═════ Excerpted data

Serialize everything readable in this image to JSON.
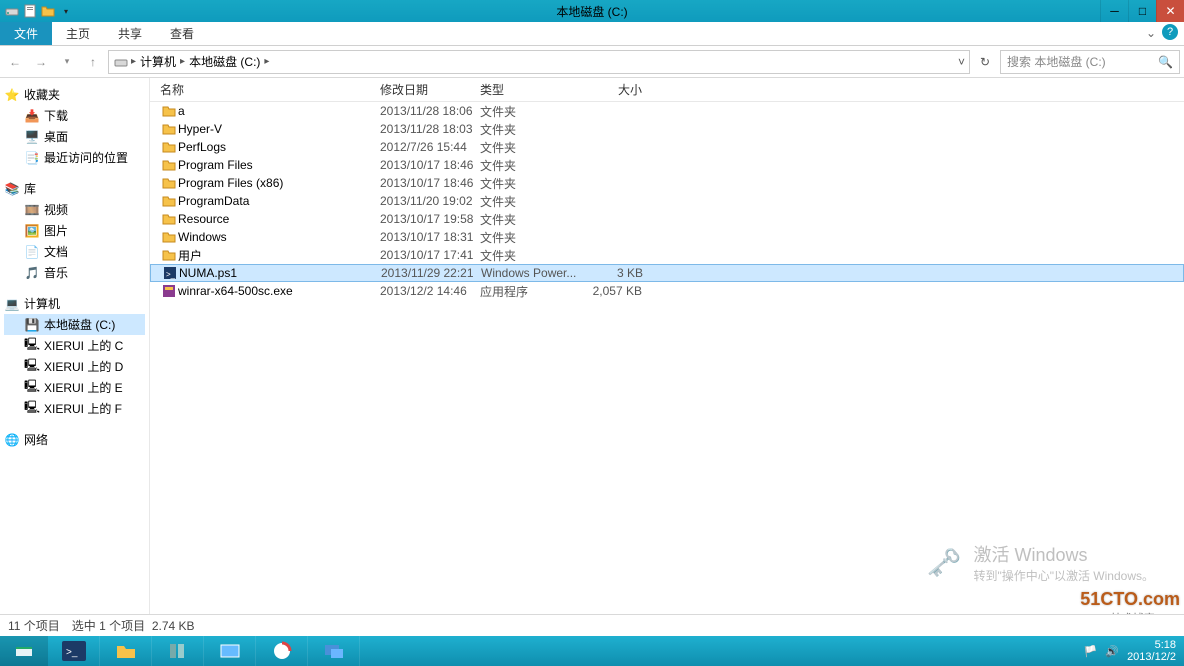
{
  "window": {
    "title": "本地磁盘 (C:)"
  },
  "ribbon": {
    "file": "文件",
    "home": "主页",
    "share": "共享",
    "view": "查看"
  },
  "address": {
    "root_icon": "drive-icon",
    "crumb1": "计算机",
    "crumb2": "本地磁盘 (C:)"
  },
  "search": {
    "placeholder": "搜索 本地磁盘 (C:)"
  },
  "nav": {
    "favorites": {
      "label": "收藏夹",
      "items": [
        {
          "icon": "download-icon",
          "label": "下载"
        },
        {
          "icon": "desktop-icon",
          "label": "桌面"
        },
        {
          "icon": "recent-icon",
          "label": "最近访问的位置"
        }
      ]
    },
    "libraries": {
      "label": "库",
      "items": [
        {
          "icon": "video-icon",
          "label": "视频"
        },
        {
          "icon": "picture-icon",
          "label": "图片"
        },
        {
          "icon": "document-icon",
          "label": "文档"
        },
        {
          "icon": "music-icon",
          "label": "音乐"
        }
      ]
    },
    "computer": {
      "label": "计算机",
      "items": [
        {
          "icon": "drive-icon",
          "label": "本地磁盘 (C:)",
          "selected": true
        },
        {
          "icon": "netdrive-icon",
          "label": "XIERUI 上的 C"
        },
        {
          "icon": "netdrive-icon",
          "label": "XIERUI 上的 D"
        },
        {
          "icon": "netdrive-icon",
          "label": "XIERUI 上的 E"
        },
        {
          "icon": "netdrive-icon",
          "label": "XIERUI 上的 F"
        }
      ]
    },
    "network": {
      "label": "网络"
    }
  },
  "columns": {
    "name": "名称",
    "date": "修改日期",
    "type": "类型",
    "size": "大小"
  },
  "files": [
    {
      "icon": "folder",
      "name": "a",
      "date": "2013/11/28 18:06",
      "type": "文件夹",
      "size": ""
    },
    {
      "icon": "folder",
      "name": "Hyper-V",
      "date": "2013/11/28 18:03",
      "type": "文件夹",
      "size": ""
    },
    {
      "icon": "folder",
      "name": "PerfLogs",
      "date": "2012/7/26 15:44",
      "type": "文件夹",
      "size": ""
    },
    {
      "icon": "folder",
      "name": "Program Files",
      "date": "2013/10/17 18:46",
      "type": "文件夹",
      "size": ""
    },
    {
      "icon": "folder",
      "name": "Program Files (x86)",
      "date": "2013/10/17 18:46",
      "type": "文件夹",
      "size": ""
    },
    {
      "icon": "folder",
      "name": "ProgramData",
      "date": "2013/11/20 19:02",
      "type": "文件夹",
      "size": ""
    },
    {
      "icon": "folder",
      "name": "Resource",
      "date": "2013/10/17 19:58",
      "type": "文件夹",
      "size": ""
    },
    {
      "icon": "folder",
      "name": "Windows",
      "date": "2013/10/17 18:31",
      "type": "文件夹",
      "size": ""
    },
    {
      "icon": "folder",
      "name": "用户",
      "date": "2013/10/17 17:41",
      "type": "文件夹",
      "size": ""
    },
    {
      "icon": "ps1",
      "name": "NUMA.ps1",
      "date": "2013/11/29 22:21",
      "type": "Windows Power...",
      "size": "3 KB",
      "selected": true
    },
    {
      "icon": "exe",
      "name": "winrar-x64-500sc.exe",
      "date": "2013/12/2 14:46",
      "type": "应用程序",
      "size": "2,057 KB"
    }
  ],
  "activate": {
    "line1": "激活 Windows",
    "line2": "转到\"操作中心\"以激活 Windows。"
  },
  "status": {
    "count": "11 个项目",
    "selected": "选中 1 个项目",
    "size": "2.74 KB"
  },
  "tray": {
    "time": "5:18",
    "date": "2013/12/2"
  },
  "watermark": {
    "main": "51CTO.com",
    "sub": "技术博客 Blog"
  }
}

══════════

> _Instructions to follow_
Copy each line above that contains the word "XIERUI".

> _Answer below_
          "label": "XIERUI 上的 C"
          "label": "XIERUI 上的 D"
          "label": "XIERUI 上的 E"
          "label": "XIERUI 上的 F"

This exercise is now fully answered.